N.J.A.C. 1:1-4.1(a). The OAL "acquire[s] jurisdiction over a matter only after it has been determined to be a contested case by an agency head." N.J.A.C. 1:1-3.2(a). A case is contested if it is a proceeding . . . in which the legal rights, duties, obligations, privileges, benefits or other legal relations of specific parties are required by constitutional right or by statute to be determined by an agency by decisions, determinations, or orders, addressed to them or disposing of their interests, after opportunity for an agency hearing. [N.J.S.A. 52:14B-2(b).]
However, not every factual dispute need be referred to the OAL as a contested case. "'The right to a full trial-type hearing in administrative proceedings is generally limited to the situation where adjudicatory facts -- that is, facts pertaining to a particular party -- are in issue.'" High Horizons Dev. Co. v. State of N.J., Dep't of Transp., 120 N.J. 40, 49 (1990) (quoting Friedman, Judicial Review Under the Superfund Amendments, 14 Colum. J. Envtl. L. 187, 201 (1989)). "[I]t is the presence of disputed adjudicative facts, not the vital interests at stake, that requires the protection of formal trial procedure." Id. at 53. "The mere existence of disputed facts is not conclusive. An agency must grant a plenary hearing only if material disputed adjudicative facts exist." Frank v. Ivy Club, 120 N.J. 73, 98 (1990), cert. denied, 498 U.S. 1073, 111 S.Ct. 799, 112 L.Ed. 2d 860 (1991). "[B]ald allegations or naked conclusions . . . are insufficient to require an agency head to transmit the matter to OAL as a contested case." J.D. v. N.J. Div. of Developmental Disabilities, 329 N.J. Super. 516, 525 (App. Div. 2000).
Although petitioner has always maintained that he "stays temporarily" at his aunt's house in the Township, conspicuously absent from petitioner's submission to the Board is an expressed denial that he spends a significant time living at his parents' house in Carteret, which would render him ineligible under N.J.A.C. 4A:4-2.11(b). Moreover, petitioner's use of the word "stay" to describe his status as a temporary occupant at his aunt's house does not convey the idea that he makes that location his current residential home.
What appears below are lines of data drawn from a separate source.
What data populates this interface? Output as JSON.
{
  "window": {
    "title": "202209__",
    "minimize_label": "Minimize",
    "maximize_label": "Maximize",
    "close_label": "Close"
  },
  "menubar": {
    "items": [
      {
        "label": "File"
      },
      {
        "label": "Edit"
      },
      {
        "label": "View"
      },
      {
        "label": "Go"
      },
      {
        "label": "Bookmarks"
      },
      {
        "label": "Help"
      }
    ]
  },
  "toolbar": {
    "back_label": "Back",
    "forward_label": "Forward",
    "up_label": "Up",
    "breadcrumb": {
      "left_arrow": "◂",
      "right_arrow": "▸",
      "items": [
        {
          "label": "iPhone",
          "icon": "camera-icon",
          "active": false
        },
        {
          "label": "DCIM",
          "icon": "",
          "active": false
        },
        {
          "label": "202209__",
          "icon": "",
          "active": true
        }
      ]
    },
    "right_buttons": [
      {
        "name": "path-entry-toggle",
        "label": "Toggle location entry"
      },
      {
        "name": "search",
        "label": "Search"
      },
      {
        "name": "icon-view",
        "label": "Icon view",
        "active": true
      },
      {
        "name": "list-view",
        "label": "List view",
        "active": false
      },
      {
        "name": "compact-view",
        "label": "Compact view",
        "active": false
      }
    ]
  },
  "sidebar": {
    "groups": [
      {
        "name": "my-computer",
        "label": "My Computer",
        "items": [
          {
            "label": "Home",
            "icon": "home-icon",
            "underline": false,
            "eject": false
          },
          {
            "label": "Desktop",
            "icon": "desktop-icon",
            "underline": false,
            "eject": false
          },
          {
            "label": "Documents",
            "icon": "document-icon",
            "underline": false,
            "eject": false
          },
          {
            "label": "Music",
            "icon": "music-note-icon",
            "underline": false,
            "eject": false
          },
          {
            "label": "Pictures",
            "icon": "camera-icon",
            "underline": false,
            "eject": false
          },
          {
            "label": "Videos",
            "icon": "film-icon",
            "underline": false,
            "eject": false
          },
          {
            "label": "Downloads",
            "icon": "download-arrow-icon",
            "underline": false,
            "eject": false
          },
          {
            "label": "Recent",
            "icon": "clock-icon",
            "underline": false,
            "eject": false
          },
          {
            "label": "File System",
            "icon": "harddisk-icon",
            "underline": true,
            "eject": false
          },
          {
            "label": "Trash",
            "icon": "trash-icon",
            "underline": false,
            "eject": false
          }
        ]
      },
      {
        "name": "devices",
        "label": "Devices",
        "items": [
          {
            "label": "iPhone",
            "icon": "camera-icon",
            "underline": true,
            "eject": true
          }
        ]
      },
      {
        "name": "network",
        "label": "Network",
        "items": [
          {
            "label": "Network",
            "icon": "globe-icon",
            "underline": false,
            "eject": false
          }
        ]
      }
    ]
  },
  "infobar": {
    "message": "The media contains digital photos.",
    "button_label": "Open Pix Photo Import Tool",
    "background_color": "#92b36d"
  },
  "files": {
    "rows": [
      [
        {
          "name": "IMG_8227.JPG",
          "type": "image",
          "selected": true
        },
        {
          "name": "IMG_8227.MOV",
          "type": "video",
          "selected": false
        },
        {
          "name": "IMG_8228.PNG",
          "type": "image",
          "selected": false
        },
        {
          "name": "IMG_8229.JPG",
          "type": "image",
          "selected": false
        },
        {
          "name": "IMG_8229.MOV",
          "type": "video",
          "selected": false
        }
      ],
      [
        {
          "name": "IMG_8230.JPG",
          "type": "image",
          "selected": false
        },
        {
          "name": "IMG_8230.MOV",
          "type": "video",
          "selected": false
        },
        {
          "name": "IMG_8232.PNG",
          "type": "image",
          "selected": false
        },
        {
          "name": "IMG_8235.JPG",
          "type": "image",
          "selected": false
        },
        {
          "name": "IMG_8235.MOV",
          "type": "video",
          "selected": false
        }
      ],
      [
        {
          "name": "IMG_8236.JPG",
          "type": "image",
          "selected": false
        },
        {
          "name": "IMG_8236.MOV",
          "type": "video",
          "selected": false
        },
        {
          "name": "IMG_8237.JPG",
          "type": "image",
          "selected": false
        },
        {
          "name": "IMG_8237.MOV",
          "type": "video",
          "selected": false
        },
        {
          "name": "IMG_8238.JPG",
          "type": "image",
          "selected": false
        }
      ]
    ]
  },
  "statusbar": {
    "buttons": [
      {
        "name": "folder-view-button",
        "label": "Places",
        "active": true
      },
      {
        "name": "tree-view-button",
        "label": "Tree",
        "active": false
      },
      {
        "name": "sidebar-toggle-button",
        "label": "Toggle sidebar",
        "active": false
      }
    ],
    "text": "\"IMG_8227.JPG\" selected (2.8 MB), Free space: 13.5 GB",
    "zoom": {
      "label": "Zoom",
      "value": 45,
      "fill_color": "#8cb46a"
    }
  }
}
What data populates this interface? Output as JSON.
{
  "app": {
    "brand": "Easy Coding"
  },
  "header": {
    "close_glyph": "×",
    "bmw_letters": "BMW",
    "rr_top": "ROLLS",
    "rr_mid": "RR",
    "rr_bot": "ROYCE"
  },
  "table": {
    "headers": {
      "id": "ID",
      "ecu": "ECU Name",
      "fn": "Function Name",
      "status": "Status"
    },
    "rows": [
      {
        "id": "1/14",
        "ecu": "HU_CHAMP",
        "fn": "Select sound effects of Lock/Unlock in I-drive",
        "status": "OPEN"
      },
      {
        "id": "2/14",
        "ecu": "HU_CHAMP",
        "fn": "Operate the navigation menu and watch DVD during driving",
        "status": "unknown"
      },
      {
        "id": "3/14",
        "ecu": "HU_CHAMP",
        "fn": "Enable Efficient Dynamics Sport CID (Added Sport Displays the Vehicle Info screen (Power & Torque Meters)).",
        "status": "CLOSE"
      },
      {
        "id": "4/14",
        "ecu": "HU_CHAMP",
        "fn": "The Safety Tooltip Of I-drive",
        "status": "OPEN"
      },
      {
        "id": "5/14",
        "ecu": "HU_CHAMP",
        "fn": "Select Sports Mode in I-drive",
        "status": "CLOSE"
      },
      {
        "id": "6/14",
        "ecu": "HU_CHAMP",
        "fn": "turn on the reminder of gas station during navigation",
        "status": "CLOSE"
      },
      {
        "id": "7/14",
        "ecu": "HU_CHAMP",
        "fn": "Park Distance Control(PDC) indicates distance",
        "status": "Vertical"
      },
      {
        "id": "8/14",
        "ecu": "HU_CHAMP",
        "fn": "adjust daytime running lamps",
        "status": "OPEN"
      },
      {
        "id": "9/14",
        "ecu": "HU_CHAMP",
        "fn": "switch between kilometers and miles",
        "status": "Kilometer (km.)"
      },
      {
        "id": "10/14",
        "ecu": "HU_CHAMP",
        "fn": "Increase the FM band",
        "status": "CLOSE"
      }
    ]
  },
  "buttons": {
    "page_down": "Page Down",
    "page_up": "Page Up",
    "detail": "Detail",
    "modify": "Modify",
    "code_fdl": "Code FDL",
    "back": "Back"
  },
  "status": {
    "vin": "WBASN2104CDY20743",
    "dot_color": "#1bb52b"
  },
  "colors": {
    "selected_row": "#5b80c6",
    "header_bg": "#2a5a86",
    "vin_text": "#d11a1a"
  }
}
In our view, petitioner's failure to present a material disputed adjudicative fact renders his belated demand for a hearing before the OAL nugatory. Simply stated, had he made the same request to the Board, it would have been rejected. We are satisfied from our review of the entire record that there is sufficient credible evidence to support the Board's conclusions. Clowes v. Terminix Int'l, Inc., 109 N.J. 575, 588 (1988).